Your task: Only the count is needed. Count the lines below with the word "name" in them.

Exercise inputs:

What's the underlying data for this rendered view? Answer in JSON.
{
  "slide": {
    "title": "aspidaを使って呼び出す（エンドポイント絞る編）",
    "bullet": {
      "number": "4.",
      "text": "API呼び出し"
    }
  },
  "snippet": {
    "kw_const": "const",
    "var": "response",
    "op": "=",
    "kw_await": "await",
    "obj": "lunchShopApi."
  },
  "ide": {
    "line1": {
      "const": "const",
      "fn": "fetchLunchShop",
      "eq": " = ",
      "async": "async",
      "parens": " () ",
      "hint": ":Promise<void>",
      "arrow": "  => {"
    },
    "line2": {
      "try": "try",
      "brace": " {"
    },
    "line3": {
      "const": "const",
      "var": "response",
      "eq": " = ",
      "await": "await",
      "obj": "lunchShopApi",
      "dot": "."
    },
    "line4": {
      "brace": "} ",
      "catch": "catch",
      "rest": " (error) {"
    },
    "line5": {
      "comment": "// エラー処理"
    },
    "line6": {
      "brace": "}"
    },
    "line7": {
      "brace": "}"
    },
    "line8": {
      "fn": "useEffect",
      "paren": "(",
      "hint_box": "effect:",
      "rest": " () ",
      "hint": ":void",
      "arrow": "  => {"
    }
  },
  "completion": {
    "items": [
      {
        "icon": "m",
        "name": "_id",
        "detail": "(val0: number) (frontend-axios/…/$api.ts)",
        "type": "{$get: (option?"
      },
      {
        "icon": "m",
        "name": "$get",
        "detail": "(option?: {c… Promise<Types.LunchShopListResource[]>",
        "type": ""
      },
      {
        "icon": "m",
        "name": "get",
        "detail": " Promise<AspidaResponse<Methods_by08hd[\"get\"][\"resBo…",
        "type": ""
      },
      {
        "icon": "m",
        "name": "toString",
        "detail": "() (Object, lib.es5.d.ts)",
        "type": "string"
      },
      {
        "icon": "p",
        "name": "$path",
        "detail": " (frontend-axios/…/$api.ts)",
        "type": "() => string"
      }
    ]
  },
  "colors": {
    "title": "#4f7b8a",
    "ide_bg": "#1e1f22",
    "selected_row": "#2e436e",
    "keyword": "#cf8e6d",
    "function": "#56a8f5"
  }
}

Output for this exercise: 5